Entries from a dataset of interfaces
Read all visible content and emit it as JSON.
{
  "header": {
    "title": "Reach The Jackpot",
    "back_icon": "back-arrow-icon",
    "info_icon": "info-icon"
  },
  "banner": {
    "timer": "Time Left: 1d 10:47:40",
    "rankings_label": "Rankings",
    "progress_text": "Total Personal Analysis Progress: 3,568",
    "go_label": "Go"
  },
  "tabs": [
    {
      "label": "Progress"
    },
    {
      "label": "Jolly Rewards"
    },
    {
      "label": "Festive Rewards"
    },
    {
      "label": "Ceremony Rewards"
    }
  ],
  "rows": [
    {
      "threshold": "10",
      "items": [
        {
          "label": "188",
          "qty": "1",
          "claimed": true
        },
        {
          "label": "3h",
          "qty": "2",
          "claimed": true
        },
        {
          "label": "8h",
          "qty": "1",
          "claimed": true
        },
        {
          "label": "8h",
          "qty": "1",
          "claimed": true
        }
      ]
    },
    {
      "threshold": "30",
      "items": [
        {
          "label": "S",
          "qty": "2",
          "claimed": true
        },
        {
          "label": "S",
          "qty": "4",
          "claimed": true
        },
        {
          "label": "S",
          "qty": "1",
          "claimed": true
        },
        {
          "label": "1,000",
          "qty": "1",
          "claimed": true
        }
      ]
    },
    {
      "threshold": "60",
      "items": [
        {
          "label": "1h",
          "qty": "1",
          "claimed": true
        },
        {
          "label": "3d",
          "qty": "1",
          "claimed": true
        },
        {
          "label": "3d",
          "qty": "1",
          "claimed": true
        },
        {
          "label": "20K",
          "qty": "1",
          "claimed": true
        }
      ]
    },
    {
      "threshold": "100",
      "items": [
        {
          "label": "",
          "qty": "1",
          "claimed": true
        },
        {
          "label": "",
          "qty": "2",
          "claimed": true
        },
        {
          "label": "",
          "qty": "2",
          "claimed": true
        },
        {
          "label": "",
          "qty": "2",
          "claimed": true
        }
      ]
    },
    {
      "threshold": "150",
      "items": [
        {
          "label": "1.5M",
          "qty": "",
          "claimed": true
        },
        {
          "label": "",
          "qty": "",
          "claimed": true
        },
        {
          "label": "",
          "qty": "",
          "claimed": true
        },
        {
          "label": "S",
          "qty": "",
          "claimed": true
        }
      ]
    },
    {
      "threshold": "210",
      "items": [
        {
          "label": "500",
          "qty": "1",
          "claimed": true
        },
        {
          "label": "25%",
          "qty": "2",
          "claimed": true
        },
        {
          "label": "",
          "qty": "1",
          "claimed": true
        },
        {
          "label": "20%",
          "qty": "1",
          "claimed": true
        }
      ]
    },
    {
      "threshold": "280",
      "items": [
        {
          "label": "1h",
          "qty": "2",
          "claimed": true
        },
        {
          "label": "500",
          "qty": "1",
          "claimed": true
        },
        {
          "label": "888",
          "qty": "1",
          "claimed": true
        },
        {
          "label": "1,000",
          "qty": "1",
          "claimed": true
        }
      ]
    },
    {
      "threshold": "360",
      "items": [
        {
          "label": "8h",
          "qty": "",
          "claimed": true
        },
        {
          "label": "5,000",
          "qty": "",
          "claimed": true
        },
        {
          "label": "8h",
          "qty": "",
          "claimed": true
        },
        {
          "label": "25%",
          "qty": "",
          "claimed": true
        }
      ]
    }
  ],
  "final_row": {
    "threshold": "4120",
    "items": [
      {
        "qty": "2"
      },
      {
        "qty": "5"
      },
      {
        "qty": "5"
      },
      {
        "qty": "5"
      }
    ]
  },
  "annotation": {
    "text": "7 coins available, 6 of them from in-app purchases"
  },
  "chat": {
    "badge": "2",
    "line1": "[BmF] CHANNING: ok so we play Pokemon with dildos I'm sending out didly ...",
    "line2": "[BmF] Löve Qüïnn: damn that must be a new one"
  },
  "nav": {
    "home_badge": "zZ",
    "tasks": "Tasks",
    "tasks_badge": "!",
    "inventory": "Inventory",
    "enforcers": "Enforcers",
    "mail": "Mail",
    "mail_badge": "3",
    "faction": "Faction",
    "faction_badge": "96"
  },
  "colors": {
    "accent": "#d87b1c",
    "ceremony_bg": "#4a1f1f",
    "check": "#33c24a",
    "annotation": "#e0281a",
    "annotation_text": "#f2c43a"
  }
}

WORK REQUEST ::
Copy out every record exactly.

YOUR SOLUTION ::
Read all visible content and emit it as JSON.
{
  "header": {
    "title": "Reach The Jackpot",
    "back_icon": "back-arrow-icon",
    "info_icon": "info-icon"
  },
  "banner": {
    "timer": "Time Left: 1d 10:47:40",
    "rankings_label": "Rankings",
    "progress_text": "Total Personal Analysis Progress: 3,568",
    "go_label": "Go"
  },
  "tabs": [
    {
      "label": "Progress"
    },
    {
      "label": "Jolly Rewards"
    },
    {
      "label": "Festive Rewards"
    },
    {
      "label": "Ceremony Rewards"
    }
  ],
  "rows": [
    {
      "threshold": "10",
      "items": [
        {
          "label": "188",
          "qty": "1",
          "claimed": true
        },
        {
          "label": "3h",
          "qty": "2",
          "claimed": true
        },
        {
          "label": "8h",
          "qty": "1",
          "claimed": true
        },
        {
          "label": "8h",
          "qty": "1",
          "claimed": true
        }
      ]
    },
    {
      "threshold": "30",
      "items": [
        {
          "label": "S",
          "qty": "2",
          "claimed": true
        },
        {
          "label": "S",
          "qty": "4",
          "claimed": true
        },
        {
          "label": "S",
          "qty": "1",
          "claimed": true
        },
        {
          "label": "1,000",
          "qty": "1",
          "claimed": true
        }
      ]
    },
    {
      "threshold": "60",
      "items": [
        {
          "label": "1h",
          "qty": "1",
          "claimed": true
        },
        {
          "label": "3d",
          "qty": "1",
          "claimed": true
        },
        {
          "label": "3d",
          "qty": "1",
          "claimed": true
        },
        {
          "label": "20K",
          "qty": "1",
          "claimed": true
        }
      ]
    },
    {
      "threshold": "100",
      "items": [
        {
          "label": "",
          "qty": "1",
          "claimed": true
        },
        {
          "label": "",
          "qty": "2",
          "claimed": true
        },
        {
          "label": "",
          "qty": "2",
          "claimed": true
        },
        {
          "label": "",
          "qty": "2",
          "claimed": true
        }
      ]
    },
    {
      "threshold": "150",
      "items": [
        {
          "label": "1.5M",
          "qty": "",
          "claimed": true
        },
        {
          "label": "",
          "qty": "",
          "claimed": true
        },
        {
          "label": "",
          "qty": "",
          "claimed": true
        },
        {
          "label": "S",
          "qty": "",
          "claimed": true
        }
      ]
    },
    {
      "threshold": "210",
      "items": [
        {
          "label": "500",
          "qty": "1",
          "claimed": true
        },
        {
          "label": "25%",
          "qty": "2",
          "claimed": true
        },
        {
          "label": "",
          "qty": "1",
          "claimed": true
        },
        {
          "label": "20%",
          "qty": "1",
          "claimed": true
        }
      ]
    },
    {
      "threshold": "280",
      "items": [
        {
          "label": "1h",
          "qty": "2",
          "claimed": true
        },
        {
          "label": "500",
          "qty": "1",
          "claimed": true
        },
        {
          "label": "888",
          "qty": "1",
          "claimed": true
        },
        {
          "label": "1,000",
          "qty": "1",
          "claimed": true
        }
      ]
    },
    {
      "threshold": "360",
      "items": [
        {
          "label": "8h",
          "qty": "",
          "claimed": true
        },
        {
          "label": "5,000",
          "qty": "",
          "claimed": true
        },
        {
          "label": "8h",
          "qty": "",
          "claimed": true
        },
        {
          "label": "25%",
          "qty": "",
          "claimed": true
        }
      ]
    }
  ],
  "final_row": {
    "threshold": "4120",
    "items": [
      {
        "qty": "2"
      },
      {
        "qty": "5"
      },
      {
        "qty": "5"
      },
      {
        "qty": "5"
      }
    ]
  },
  "annotation": {
    "text": "7 coins available, 6 of them from in-app purchases"
  },
  "chat": {
    "badge": "2",
    "line1": "[BmF] CHANNING: ok so we play Pokemon with dildos I'm sending out didly ...",
    "line2": "[BmF] Löve Qüïnn: damn that must be a new one"
  },
  "nav": {
    "home_badge": "zZ",
    "tasks": "Tasks",
    "tasks_badge": "!",
    "inventory": "Inventory",
    "enforcers": "Enforcers",
    "mail": "Mail",
    "mail_badge": "3",
    "faction": "Faction",
    "faction_badge": "96"
  },
  "colors": {
    "accent": "#d87b1c",
    "ceremony_bg": "#4a1f1f",
    "check": "#33c24a",
    "annotation": "#e0281a",
    "annotation_text": "#f2c43a"
  }
}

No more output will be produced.